Tesla Motors has unveiled a new package of lease offers for its Model S all-electric sedan, including a three-month return policy.
Elon Musk, Tesla’s chief executive, said in a statement posted on the company’s website over the weekend that drivers who take out Model S leases have a three-month trial period during which they can return the car.
“If you don’t like our car for any reason in the first three months, you can just return it and your remaining lease obligation is waived,” Mr. Musk said.
The deal is not without its limits, however. Drivers cannot use the deal to immediately lease a different Model S, though Mr. Musk said buyers looking to upgrade early can do so with a “pass-through fee” to cover the difference between the used value of the current Tesla and the new one.
The automaker also announced an arrangement with U.S. Bank to begin offering Tesla leases for less than the company itself currently provides. Mr. Musk estimated the leases through U.S. Bank could be up to 25 percent cheaper, because of the bank’s lower cost of capital.
Currently, Tesla offers leases on the Model S that start at around $800 a month, and top out at close to $1,300 a month for the highest-performance model. The down payments to achieve those rates range from about $6,500 to $7,000.
Alexis Georgeson, a spokeswoman for Tesla, said the new lease deal was something the company had been “working on for quite a while,” and was not a response to the company’s sales performance, which Ms. Georgeson said continued to be favorable.
“Demand remains extremely strong for the cars,” she said.
She declined to provide detailed sales figures, citing Tesla’s policy of not releasing monthly sales numbers, but said the company planned to provide updated information on total deliveries in conjunction with its earnings announcement next week.
Tesla will announce its third-quarter earnings on Nov. 5, after the markets close.
Because Tesla, based in Palo Alto, Calif., does not reveal detailed sales data to the extent that other automakers do, estimates calculated by industry-tracking firms can vary. According to Autodata Corporation, Tesla’s September sales were down 15 percent compared to the previous year, with year-to-date sales dropping 3 percent. Wards Auto estimated that Tesla’s September sales were down 11 percent, with year-to-date sales down 26 percent.
Tesla introduced an all-wheel-drive version of its Model S this month. Versions of the car feature semiautonomous driving capabilities that offer hands-off-the-wheel, foot-of-the-pedals highway driving.
Tesla stock has experienced a meteoric rise since the beginning of 2013, when it traded for about $35 a share.
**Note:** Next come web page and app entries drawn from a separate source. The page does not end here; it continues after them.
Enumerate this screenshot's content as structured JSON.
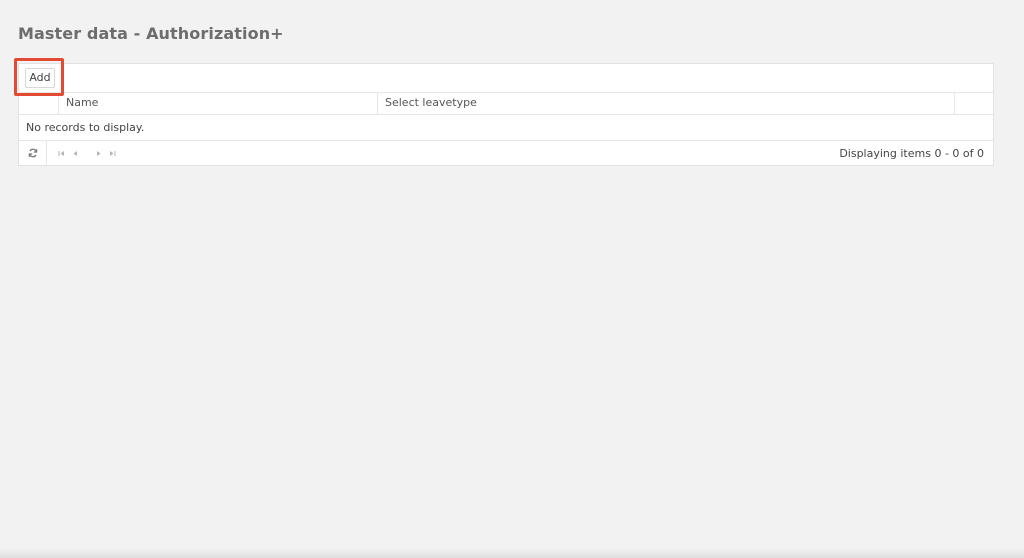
{
  "page": {
    "title": "Master data - Authorization+"
  },
  "toolbar": {
    "add_label": "Add"
  },
  "grid": {
    "columns": [
      "",
      "Name",
      "Select leavetype",
      ""
    ],
    "empty_message": "No records to display.",
    "rows": []
  },
  "pager": {
    "info": "Displaying items 0 - 0 of 0",
    "icons": [
      "refresh-icon",
      "first-page-icon",
      "prev-page-icon",
      "next-page-icon",
      "last-page-icon"
    ]
  },
  "colors": {
    "background": "#f2f2f2",
    "panel": "#ffffff",
    "border": "#e2e2e2",
    "title": "#6d6d6d",
    "highlight": "#e24a32"
  }
}
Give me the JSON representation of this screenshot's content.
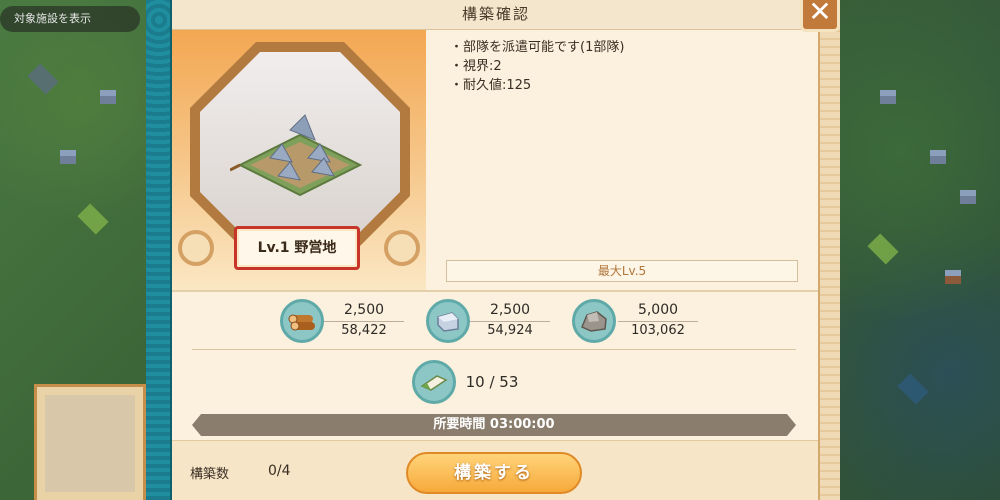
{
  "map": {
    "filter_label": "対象施設を表示"
  },
  "dialog": {
    "title": "構築確認",
    "close_label": "✕",
    "building": {
      "level_name": "Lv.1 野営地"
    },
    "info": [
      "・部隊を派遣可能です(1部隊)",
      "・視界:2",
      "・耐久値:125"
    ],
    "max_level": "最大Lv.5",
    "resources": [
      {
        "icon": "wood-icon",
        "cost": "2,500",
        "owned": "58,422"
      },
      {
        "icon": "iron-icon",
        "cost": "2,500",
        "owned": "54,924"
      },
      {
        "icon": "stone-icon",
        "cost": "5,000",
        "owned": "103,062"
      }
    ],
    "special_item": {
      "icon": "build-ticket-icon",
      "value": "10 / 53"
    },
    "time_required": "所要時間 03:00:00",
    "build_count_label": "構築数",
    "build_count_value": "0/4",
    "build_button_label": "構築する"
  }
}
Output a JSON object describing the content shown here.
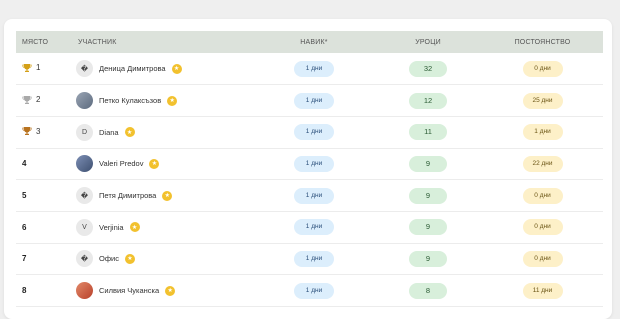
{
  "table": {
    "headers": {
      "place": "МЯСТО",
      "user": "УЧАСТНИК",
      "streak": "НАВИК*",
      "lessons": "УРОЦИ",
      "consistency": "ПОСТОЯНСТВО"
    },
    "rows": [
      {
        "rank": "1",
        "trophy": "gold",
        "avatar": "�",
        "avatar_type": "text",
        "name": "Деница Димитрова",
        "streak": "1 дни",
        "lessons": "32",
        "consistency": "0 дни"
      },
      {
        "rank": "2",
        "trophy": "silver",
        "avatar": "",
        "avatar_type": "photo",
        "name": "Петко Кулаксъзов",
        "streak": "1 дни",
        "lessons": "12",
        "consistency": "25 дни"
      },
      {
        "rank": "3",
        "trophy": "bronze",
        "avatar": "D",
        "avatar_type": "text",
        "name": "Diana",
        "streak": "1 дни",
        "lessons": "11",
        "consistency": "1 дни"
      },
      {
        "rank": "4",
        "trophy": "",
        "avatar": "",
        "avatar_type": "photo2",
        "name": "Valeri Predov",
        "streak": "1 дни",
        "lessons": "9",
        "consistency": "22 дни"
      },
      {
        "rank": "5",
        "trophy": "",
        "avatar": "�",
        "avatar_type": "text",
        "name": "Петя Димитрова",
        "streak": "1 дни",
        "lessons": "9",
        "consistency": "0 дни"
      },
      {
        "rank": "6",
        "trophy": "",
        "avatar": "V",
        "avatar_type": "text",
        "name": "Verjinia",
        "streak": "1 дни",
        "lessons": "9",
        "consistency": "0 дни"
      },
      {
        "rank": "7",
        "trophy": "",
        "avatar": "�",
        "avatar_type": "text",
        "name": "Офис",
        "streak": "1 дни",
        "lessons": "9",
        "consistency": "0 дни"
      },
      {
        "rank": "8",
        "trophy": "",
        "avatar": "",
        "avatar_type": "photo3",
        "name": "Силвия Чуканска",
        "streak": "1 дни",
        "lessons": "8",
        "consistency": "11 дни"
      }
    ]
  },
  "colors": {
    "gold": "#d4a017",
    "silver": "#a9a9a9",
    "bronze": "#b8731f",
    "header_bg": "#dce2db",
    "badge": "#f2c12e"
  }
}
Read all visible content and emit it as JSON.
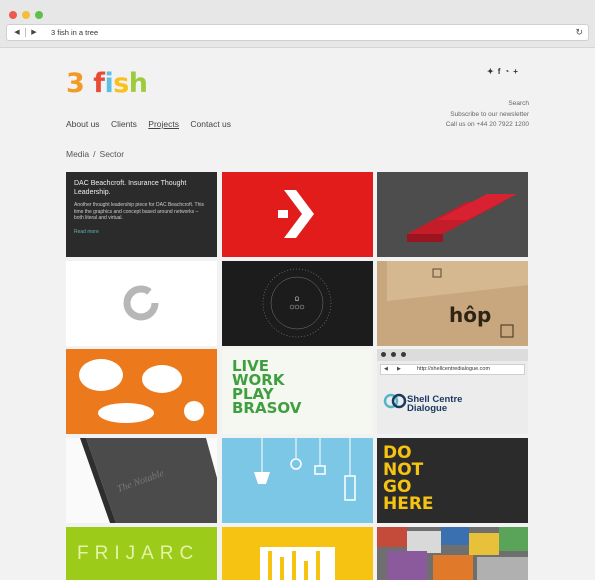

Since the start of this year, the company’s stock is up nearly 50 percent, but it has been on a largely downward trajectory over the last two months. It closed at $221.67 on Monday, off more than 5 percent.